### PROBLEM TO SOLVE
The answer must be the complete listing, reproduced exactly.

DATA RECORDS section start

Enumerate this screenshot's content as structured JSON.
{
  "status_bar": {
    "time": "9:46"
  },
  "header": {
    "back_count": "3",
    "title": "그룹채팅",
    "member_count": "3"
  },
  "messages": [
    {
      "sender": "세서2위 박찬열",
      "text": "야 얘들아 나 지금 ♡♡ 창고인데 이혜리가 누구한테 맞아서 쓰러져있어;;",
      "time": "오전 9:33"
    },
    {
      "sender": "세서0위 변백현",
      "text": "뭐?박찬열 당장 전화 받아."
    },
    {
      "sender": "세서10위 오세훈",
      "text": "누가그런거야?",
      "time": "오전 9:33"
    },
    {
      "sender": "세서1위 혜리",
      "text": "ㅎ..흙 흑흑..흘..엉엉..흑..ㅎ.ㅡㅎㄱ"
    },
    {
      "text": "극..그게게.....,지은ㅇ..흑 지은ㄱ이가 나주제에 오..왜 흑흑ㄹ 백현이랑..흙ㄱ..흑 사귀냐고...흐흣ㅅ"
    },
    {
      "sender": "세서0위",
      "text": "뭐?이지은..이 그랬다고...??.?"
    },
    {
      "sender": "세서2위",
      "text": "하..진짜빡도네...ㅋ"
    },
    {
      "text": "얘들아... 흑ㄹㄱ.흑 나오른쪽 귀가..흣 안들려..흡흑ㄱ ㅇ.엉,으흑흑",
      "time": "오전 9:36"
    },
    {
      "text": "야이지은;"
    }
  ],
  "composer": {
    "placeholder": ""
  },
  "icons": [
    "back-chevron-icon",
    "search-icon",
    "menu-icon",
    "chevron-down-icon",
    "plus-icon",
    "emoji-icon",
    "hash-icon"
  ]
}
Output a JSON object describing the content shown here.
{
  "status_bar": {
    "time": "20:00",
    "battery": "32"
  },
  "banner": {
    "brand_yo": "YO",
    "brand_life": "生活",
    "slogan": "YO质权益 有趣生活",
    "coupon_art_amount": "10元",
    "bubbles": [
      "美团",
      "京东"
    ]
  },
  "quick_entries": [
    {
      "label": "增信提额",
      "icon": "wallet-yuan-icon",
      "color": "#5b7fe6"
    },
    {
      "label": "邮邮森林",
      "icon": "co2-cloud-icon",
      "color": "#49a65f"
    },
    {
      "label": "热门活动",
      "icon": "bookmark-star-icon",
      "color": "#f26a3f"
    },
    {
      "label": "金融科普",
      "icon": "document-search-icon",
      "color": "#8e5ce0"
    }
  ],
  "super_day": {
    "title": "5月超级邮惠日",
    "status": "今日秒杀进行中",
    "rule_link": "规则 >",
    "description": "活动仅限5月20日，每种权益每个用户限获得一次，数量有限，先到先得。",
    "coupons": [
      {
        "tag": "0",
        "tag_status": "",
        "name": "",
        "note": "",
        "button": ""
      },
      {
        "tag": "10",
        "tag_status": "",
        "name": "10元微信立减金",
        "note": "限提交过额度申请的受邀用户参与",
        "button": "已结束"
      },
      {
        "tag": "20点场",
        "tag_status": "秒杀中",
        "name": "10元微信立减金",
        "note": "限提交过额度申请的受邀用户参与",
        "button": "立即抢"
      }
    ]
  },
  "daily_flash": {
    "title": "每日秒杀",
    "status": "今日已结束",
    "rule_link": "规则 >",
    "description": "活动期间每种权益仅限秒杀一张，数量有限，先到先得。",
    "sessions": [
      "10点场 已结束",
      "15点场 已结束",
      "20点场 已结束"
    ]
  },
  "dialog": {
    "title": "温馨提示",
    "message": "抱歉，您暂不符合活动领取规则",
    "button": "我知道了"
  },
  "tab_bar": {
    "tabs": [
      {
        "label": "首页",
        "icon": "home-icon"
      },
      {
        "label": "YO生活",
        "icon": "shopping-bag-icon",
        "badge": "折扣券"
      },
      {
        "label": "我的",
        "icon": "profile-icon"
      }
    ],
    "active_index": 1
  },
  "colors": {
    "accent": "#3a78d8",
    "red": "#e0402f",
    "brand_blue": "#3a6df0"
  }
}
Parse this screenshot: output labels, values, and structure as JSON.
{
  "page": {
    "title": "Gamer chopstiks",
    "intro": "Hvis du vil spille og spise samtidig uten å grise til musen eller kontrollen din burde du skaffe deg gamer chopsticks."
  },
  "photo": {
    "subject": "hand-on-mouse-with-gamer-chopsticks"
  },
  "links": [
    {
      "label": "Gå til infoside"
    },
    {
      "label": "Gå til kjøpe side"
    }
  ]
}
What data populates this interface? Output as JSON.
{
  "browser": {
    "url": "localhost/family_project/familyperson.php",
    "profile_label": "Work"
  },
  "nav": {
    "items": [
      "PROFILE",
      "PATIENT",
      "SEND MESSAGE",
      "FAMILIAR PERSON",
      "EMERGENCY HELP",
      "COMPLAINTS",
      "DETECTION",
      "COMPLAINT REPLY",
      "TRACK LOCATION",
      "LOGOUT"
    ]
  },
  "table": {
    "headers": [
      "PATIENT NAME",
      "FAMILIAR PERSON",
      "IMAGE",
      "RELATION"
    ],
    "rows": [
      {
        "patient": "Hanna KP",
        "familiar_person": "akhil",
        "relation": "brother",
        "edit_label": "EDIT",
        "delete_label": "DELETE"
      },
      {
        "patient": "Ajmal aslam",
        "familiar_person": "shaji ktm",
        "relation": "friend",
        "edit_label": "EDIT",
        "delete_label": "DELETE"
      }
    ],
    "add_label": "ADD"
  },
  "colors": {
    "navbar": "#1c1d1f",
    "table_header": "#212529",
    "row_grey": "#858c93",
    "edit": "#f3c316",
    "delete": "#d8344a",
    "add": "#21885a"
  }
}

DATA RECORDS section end

### TASK OUTPUT
Enumerate this screenshot's content as structured JSON.
{
  "status_bar": {
    "time": "9:46"
  },
  "header": {
    "back_count": "3",
    "title": "그룹채팅",
    "member_count": "3"
  },
  "messages": [
    {
      "sender": "세서2위 박찬열",
      "text": "야 얘들아 나 지금 ♡♡ 창고인데 이혜리가 누구한테 맞아서 쓰러져있어;;",
      "time": "오전 9:33"
    },
    {
      "sender": "세서0위 변백현",
      "text": "뭐?박찬열 당장 전화 받아."
    },
    {
      "sender": "세서10위 오세훈",
      "text": "누가그런거야?",
      "time": "오전 9:33"
    },
    {
      "sender": "세서1위 혜리",
      "text": "ㅎ..흙 흑흑..흘..엉엉..흑..ㅎ.ㅡㅎㄱ"
    },
    {
      "text": "극..그게게.....,지은ㅇ..흑 지은ㄱ이가 나주제에 오..왜 흑흑ㄹ 백현이랑..흙ㄱ..흑 사귀냐고...흐흣ㅅ"
    },
    {
      "sender": "세서0위",
      "text": "뭐?이지은..이 그랬다고...??.?"
    },
    {
      "sender": "세서2위",
      "text": "하..진짜빡도네...ㅋ"
    },
    {
      "text": "얘들아... 흑ㄹㄱ.흑 나오른쪽 귀가..흣 안들려..흡흑ㄱ ㅇ.엉,으흑흑",
      "time": "오전 9:36"
    },
    {
      "text": "야이지은;"
    }
  ],
  "composer": {
    "placeholder": ""
  },
  "icons": [
    "back-chevron-icon",
    "search-icon",
    "menu-icon",
    "chevron-down-icon",
    "plus-icon",
    "emoji-icon",
    "hash-icon"
  ]
}
Output a JSON object describing the content shown here.
{
  "status_bar": {
    "time": "20:00",
    "battery": "32"
  },
  "banner": {
    "brand_yo": "YO",
    "brand_life": "生活",
    "slogan": "YO质权益 有趣生活",
    "coupon_art_amount": "10元",
    "bubbles": [
      "美团",
      "京东"
    ]
  },
  "quick_entries": [
    {
      "label": "增信提额",
      "icon": "wallet-yuan-icon",
      "color": "#5b7fe6"
    },
    {
      "label": "邮邮森林",
      "icon": "co2-cloud-icon",
      "color": "#49a65f"
    },
    {
      "label": "热门活动",
      "icon": "bookmark-star-icon",
      "color": "#f26a3f"
    },
    {
      "label": "金融科普",
      "icon": "document-search-icon",
      "color": "#8e5ce0"
    }
  ],
  "super_day": {
    "title": "5月超级邮惠日",
    "status": "今日秒杀进行中",
    "rule_link": "规则 >",
    "description": "活动仅限5月20日，每种权益每个用户限获得一次，数量有限，先到先得。",
    "coupons": [
      {
        "tag": "0",
        "tag_status": "",
        "name": "",
        "note": "",
        "button": ""
      },
      {
        "tag": "10",
        "tag_status": "",
        "name": "10元微信立减金",
        "note": "限提交过额度申请的受邀用户参与",
        "button": "已结束"
      },
      {
        "tag": "20点场",
        "tag_status": "秒杀中",
        "name": "10元微信立减金",
        "note": "限提交过额度申请的受邀用户参与",
        "button": "立即抢"
      }
    ]
  },
  "daily_flash": {
    "title": "每日秒杀",
    "status": "今日已结束",
    "rule_link": "规则 >",
    "description": "活动期间每种权益仅限秒杀一张，数量有限，先到先得。",
    "sessions": [
      "10点场 已结束",
      "15点场 已结束",
      "20点场 已结束"
    ]
  },
  "dialog": {
    "title": "温馨提示",
    "message": "抱歉，您暂不符合活动领取规则",
    "button": "我知道了"
  },
  "tab_bar": {
    "tabs": [
      {
        "label": "首页",
        "icon": "home-icon"
      },
      {
        "label": "YO生活",
        "icon": "shopping-bag-icon",
        "badge": "折扣券"
      },
      {
        "label": "我的",
        "icon": "profile-icon"
      }
    ],
    "active_index": 1
  },
  "colors": {
    "accent": "#3a78d8",
    "red": "#e0402f",
    "brand_blue": "#3a6df0"
  }
}
Parse this screenshot: output labels, values, and structure as JSON.
{
  "page": {
    "title": "Gamer chopstiks",
    "intro": "Hvis du vil spille og spise samtidig uten å grise til musen eller kontrollen din burde du skaffe deg gamer chopsticks."
  },
  "photo": {
    "subject": "hand-on-mouse-with-gamer-chopsticks"
  },
  "links": [
    {
      "label": "Gå til infoside"
    },
    {
      "label": "Gå til kjøpe side"
    }
  ]
}
What data populates this interface? Output as JSON.
{
  "browser": {
    "url": "localhost/family_project/familyperson.php",
    "profile_label": "Work"
  },
  "nav": {
    "items": [
      "PROFILE",
      "PATIENT",
      "SEND MESSAGE",
      "FAMILIAR PERSON",
      "EMERGENCY HELP",
      "COMPLAINTS",
      "DETECTION",
      "COMPLAINT REPLY",
      "TRACK LOCATION",
      "LOGOUT"
    ]
  },
  "table": {
    "headers": [
      "PATIENT NAME",
      "FAMILIAR PERSON",
      "IMAGE",
      "RELATION"
    ],
    "rows": [
      {
        "patient": "Hanna KP",
        "familiar_person": "akhil",
        "relation": "brother",
        "edit_label": "EDIT",
        "delete_label": "DELETE"
      },
      {
        "patient": "Ajmal aslam",
        "familiar_person": "shaji ktm",
        "relation": "friend",
        "edit_label": "EDIT",
        "delete_label": "DELETE"
      }
    ],
    "add_label": "ADD"
  },
  "colors": {
    "navbar": "#1c1d1f",
    "table_header": "#212529",
    "row_grey": "#858c93",
    "edit": "#f3c316",
    "delete": "#d8344a",
    "add": "#21885a"
  }
}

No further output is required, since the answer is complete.